John Mankins

Dale Skran

John Strickland, Jr.

Lynne Zielinski

Buckner Hightower

Michael Snyder

Gary Barnhard

Laurence Ahearn

Alfred Anzaldua

Chantelle Baier

Frances Dellutri

Gabriella Lindberg

Joe Redfield

Michelle Hanlon

Fredrick Jenet

Madhu Thangavelu

Jim Keravala

Ravi Deepak

Robert Aillon

Sherry Bell

Bailey Cunningham

Karen Mermel

Gerald McLaughlin

Stevan Akerley

Board leadership practices

SOURCE: Self-reported by organization

GuideStar worked with BoardSource, the national leader in nonprofit board leadership and governance, to create this section.

  • Board orientation and education
    Does the board conduct a formal orientation for new board members and require all board members to sign a written agreement regarding their roles, responsibilities, and expectations? No
  • CEO oversight
    Has the board conducted a formal, written assessment of the chief executive within the past year ? No
  • Ethics and transparency
    Have the board and senior staff reviewed the conflict-of-interest policy and completed and signed disclosure statements in the past year? No
  • Board composition
    Does the board ensure an inclusive board member recruitment process that results in diversity of thought and leadership? Yes
  • Board performance
    Has the board conducted a formal, written self-assessment of its performance within the past three years? Yes

Organizational demographics

SOURCE: Self-reported; last updated 3/26/2021

Who works and leads organizations that serve our diverse communities? GuideStar partnered on this section with CHANGE Philanthropy and Equity in the Center.

Leadership

No data

The organization's co-leader identifies as:
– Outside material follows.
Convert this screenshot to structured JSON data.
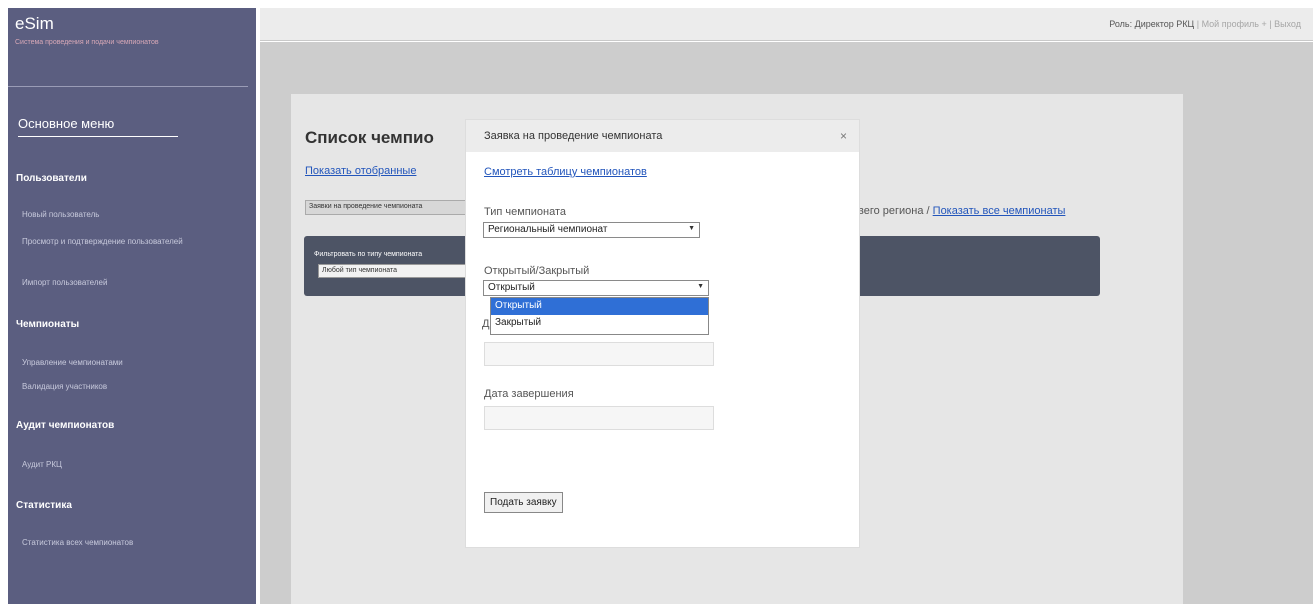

No data

Race & ethnicity

No data

Gender identity

No data

 

No data

Sexual orientation

No data

Disability

No data